PERTH (miningweekly.com) – The Minerals Council of Australia (MCA) has welcomed recommendations that a uranium mining ban in New South Wales be repealed.
The recommendation was one of those made by the New South Wales Legislative Council’s report into the Uranium Mining and Nuclear Facilities (Prohibitions) Repeal Bill.
“This report represents another major step forward in the national debate where nuclear energy is at last being considered on its merits of providing reliable, affordable zero emission power capable of meeting the needs of Australian industry, households and communities,” said MCA CEO Tania Constable.
“It highlights that the current ban on uranium mining is impeding New South Wales’ understanding of this important resource, and that the New South Wales government should encourage exploration for uranium. Australia has the opportunity to expand its role as a secure, reliable and sustainable uranium producer.
“Australia is endowed with the world’s largest uranium resource but is only the third largest producer.
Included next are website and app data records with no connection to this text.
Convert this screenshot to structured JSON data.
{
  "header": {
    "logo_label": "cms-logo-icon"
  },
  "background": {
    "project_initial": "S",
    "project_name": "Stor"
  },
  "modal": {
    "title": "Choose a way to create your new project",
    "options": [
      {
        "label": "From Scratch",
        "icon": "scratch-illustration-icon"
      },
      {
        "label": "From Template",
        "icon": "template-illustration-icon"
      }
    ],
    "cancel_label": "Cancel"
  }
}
Enhancing the knowledge of New South Wales’ potential uranium resource will enhance Australia’s presence in global energy markets.”
The report also found that all energy options needed to be considered, particularly in securing affordable, reliable, sustainable baseload power, including nuclear, with one of the recommendations stating that the New South Wales government should call for the repeal of the Commonwealth’s ban on nuclear facilities.
“In calling for a better understanding of nuclear energy in a New South Wales context, along with the workforce and regulatory requirements, the report is proposing a series of sensible steps, similar to those proposed by Federal House of Representatives nuclear inquiry.
“Federal and state bans on nuclear energy deny Australians the opportunity to consider the world’s most proven, deployable, zero emissions electricity source,” Constable said.
She pointed out that nuclear power supplies 20% of US electricity, 18% of OECD electricity and over 70% of French electricity giving that country one of the most affordable low emissions electricity systems in the developed world.
“New advanced small modular reactors are rapidly proceeding through design approval processes in North America. Australia should ready itself as they come to market with strong potential applications in our electricity mix. This is what the New South Wales report is trying to do,” she added.